--- Data for analysis ---
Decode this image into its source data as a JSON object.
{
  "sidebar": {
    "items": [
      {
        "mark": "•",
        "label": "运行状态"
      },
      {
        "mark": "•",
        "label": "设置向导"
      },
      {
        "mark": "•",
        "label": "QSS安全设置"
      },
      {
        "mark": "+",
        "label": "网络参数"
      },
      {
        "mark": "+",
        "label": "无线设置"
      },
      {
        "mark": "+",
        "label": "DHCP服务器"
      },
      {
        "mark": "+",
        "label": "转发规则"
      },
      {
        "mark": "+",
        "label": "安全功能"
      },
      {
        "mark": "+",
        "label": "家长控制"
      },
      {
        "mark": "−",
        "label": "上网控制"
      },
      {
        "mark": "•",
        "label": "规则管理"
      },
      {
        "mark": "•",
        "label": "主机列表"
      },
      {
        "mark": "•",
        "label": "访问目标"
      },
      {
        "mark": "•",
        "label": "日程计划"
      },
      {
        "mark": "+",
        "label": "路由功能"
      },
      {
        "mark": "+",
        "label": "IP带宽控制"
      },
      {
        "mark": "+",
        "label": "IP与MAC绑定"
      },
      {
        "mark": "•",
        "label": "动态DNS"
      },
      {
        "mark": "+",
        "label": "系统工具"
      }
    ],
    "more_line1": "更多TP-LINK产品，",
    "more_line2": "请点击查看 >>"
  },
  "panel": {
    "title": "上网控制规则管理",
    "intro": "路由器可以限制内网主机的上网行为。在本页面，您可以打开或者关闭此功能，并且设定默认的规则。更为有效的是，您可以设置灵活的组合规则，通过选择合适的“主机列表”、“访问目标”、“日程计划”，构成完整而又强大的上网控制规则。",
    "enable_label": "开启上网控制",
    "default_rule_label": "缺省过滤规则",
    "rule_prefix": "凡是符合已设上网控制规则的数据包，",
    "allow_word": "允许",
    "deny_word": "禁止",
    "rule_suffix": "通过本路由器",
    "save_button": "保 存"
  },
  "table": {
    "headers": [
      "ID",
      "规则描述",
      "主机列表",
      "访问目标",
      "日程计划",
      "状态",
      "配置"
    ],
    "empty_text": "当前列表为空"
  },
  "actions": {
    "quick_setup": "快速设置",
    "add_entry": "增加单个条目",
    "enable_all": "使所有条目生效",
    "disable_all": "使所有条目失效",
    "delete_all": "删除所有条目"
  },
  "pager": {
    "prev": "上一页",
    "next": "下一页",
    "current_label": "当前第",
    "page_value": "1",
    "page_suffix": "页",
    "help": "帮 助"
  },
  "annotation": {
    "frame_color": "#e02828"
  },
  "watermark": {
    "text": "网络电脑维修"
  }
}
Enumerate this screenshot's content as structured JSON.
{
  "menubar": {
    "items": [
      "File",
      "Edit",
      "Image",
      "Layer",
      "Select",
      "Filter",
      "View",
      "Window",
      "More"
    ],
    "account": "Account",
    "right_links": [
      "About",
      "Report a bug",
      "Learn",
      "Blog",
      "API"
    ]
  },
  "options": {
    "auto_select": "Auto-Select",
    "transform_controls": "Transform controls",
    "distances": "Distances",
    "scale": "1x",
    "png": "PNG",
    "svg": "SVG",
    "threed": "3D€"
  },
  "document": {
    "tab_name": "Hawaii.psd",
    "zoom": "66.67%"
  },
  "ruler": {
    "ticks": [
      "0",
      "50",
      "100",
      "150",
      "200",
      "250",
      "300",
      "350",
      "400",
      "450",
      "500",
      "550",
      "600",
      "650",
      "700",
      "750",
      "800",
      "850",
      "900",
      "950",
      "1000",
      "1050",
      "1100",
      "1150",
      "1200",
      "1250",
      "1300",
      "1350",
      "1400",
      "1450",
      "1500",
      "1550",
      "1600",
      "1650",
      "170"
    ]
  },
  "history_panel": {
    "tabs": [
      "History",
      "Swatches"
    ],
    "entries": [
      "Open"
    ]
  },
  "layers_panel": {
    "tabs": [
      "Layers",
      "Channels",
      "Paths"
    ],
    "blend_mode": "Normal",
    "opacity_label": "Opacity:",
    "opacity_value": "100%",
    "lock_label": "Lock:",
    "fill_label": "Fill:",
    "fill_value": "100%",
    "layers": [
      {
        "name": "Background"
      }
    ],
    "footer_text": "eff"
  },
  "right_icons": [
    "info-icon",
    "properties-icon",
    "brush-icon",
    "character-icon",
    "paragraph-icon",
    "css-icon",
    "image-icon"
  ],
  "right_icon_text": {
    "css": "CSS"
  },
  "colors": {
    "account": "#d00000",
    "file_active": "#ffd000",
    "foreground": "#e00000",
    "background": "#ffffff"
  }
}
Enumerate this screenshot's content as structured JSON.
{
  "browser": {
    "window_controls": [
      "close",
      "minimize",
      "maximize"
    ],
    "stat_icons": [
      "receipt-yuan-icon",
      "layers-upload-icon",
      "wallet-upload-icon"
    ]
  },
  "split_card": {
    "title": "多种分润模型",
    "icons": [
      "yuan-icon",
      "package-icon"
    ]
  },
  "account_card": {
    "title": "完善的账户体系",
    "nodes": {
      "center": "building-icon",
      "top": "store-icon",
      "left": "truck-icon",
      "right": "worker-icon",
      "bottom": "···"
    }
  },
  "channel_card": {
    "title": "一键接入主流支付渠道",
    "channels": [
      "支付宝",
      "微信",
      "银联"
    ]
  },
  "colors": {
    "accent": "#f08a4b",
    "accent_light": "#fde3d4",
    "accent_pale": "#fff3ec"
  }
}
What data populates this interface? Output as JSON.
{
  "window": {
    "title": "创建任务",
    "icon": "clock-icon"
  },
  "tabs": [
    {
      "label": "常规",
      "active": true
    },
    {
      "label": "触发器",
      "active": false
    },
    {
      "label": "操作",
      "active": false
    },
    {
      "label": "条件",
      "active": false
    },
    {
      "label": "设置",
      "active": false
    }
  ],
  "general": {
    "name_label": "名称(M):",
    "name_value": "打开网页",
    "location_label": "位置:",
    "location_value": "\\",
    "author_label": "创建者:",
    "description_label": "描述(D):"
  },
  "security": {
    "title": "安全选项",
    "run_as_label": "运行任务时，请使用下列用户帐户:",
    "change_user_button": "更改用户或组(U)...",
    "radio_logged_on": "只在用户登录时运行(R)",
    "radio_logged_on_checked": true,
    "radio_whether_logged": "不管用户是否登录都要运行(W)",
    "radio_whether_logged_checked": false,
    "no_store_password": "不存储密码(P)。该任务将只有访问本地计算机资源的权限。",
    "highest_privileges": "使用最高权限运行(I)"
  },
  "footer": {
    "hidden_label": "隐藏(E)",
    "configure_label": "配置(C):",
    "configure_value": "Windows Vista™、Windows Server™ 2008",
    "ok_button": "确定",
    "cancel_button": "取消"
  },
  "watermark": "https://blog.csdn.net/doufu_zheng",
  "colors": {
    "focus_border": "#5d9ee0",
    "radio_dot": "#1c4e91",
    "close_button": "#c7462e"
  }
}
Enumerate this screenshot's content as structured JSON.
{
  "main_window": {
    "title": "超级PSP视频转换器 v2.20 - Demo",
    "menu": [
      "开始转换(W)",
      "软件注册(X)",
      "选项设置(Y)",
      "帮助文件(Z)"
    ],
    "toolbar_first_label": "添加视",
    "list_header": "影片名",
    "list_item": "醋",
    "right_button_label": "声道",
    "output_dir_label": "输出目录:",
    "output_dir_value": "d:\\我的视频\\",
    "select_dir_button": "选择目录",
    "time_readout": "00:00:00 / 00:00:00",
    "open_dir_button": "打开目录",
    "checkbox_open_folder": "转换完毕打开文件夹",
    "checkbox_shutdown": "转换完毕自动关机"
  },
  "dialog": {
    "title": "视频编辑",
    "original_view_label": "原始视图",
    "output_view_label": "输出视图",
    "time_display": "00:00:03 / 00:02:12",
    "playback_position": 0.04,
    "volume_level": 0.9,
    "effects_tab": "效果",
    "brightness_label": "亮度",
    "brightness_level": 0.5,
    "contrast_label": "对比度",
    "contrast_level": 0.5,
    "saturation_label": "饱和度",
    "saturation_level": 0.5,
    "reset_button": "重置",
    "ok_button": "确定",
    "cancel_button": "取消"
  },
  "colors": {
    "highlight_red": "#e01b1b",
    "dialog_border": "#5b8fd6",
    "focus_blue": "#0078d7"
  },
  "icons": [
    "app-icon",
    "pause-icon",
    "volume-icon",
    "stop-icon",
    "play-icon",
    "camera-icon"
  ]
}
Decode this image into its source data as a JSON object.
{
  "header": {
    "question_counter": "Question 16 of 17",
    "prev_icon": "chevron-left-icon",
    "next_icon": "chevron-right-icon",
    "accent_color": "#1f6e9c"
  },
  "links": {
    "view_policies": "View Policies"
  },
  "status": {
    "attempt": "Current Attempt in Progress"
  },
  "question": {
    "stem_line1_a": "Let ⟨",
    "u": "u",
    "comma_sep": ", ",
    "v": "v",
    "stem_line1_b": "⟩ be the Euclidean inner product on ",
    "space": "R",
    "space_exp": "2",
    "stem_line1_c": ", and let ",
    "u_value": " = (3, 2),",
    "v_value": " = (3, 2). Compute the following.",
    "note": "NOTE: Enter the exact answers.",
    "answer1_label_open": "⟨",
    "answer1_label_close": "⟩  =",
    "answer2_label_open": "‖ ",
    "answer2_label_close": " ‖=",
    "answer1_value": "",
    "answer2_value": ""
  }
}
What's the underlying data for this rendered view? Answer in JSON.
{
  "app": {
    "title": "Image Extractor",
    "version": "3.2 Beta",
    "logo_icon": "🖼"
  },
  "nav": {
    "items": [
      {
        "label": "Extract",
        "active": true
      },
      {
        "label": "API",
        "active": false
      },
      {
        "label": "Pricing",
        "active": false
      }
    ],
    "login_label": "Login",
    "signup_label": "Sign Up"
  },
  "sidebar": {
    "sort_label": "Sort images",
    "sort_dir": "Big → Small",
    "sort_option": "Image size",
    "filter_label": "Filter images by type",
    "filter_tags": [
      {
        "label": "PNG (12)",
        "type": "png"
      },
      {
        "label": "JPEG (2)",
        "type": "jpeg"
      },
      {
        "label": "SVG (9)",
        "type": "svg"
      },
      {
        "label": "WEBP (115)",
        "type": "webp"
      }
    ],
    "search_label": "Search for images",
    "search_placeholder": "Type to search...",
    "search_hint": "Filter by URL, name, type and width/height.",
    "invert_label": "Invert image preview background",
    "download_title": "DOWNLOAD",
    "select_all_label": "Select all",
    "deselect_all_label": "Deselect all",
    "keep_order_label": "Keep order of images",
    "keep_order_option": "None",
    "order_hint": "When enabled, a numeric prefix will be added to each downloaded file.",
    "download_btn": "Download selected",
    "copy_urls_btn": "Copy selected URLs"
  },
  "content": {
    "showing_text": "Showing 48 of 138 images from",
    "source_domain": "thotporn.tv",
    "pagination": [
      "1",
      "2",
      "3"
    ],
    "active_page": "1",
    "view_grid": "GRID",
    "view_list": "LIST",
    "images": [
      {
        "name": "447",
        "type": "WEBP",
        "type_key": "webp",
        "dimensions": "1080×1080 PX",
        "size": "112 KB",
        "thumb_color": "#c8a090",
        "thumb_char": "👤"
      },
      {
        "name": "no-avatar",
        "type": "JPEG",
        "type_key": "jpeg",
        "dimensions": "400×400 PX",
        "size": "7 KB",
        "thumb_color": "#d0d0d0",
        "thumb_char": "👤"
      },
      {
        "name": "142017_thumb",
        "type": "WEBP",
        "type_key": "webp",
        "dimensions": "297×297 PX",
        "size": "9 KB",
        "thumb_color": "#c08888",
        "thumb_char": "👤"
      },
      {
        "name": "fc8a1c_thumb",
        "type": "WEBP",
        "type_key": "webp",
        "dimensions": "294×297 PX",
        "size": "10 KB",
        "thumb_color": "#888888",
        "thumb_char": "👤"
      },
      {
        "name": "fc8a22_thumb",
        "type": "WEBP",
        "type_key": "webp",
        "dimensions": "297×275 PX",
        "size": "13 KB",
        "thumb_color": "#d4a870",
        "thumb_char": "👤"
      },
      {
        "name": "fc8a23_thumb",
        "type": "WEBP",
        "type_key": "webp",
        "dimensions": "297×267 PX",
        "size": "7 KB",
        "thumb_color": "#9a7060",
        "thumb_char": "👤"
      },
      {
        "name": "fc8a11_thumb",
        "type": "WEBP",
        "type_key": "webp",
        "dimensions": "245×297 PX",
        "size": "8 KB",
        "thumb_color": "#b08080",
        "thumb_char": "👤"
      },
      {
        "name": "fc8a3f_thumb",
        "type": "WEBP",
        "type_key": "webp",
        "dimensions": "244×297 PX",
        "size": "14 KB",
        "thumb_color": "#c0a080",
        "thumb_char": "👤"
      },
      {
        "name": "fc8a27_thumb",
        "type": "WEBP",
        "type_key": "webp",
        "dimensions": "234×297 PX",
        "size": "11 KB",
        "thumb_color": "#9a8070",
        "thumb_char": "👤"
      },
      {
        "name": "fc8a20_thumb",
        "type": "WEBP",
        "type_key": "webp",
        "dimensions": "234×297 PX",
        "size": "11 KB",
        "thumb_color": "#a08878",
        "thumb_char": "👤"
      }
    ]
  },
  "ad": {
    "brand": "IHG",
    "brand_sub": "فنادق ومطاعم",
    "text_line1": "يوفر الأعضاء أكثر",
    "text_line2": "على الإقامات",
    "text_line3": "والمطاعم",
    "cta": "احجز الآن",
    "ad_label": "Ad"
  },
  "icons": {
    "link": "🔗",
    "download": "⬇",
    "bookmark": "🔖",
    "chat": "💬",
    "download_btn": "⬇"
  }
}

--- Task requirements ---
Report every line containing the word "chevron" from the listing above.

--- Result ---
    "prev_icon": "chevron-left-icon",
    "next_icon": "chevron-right-icon",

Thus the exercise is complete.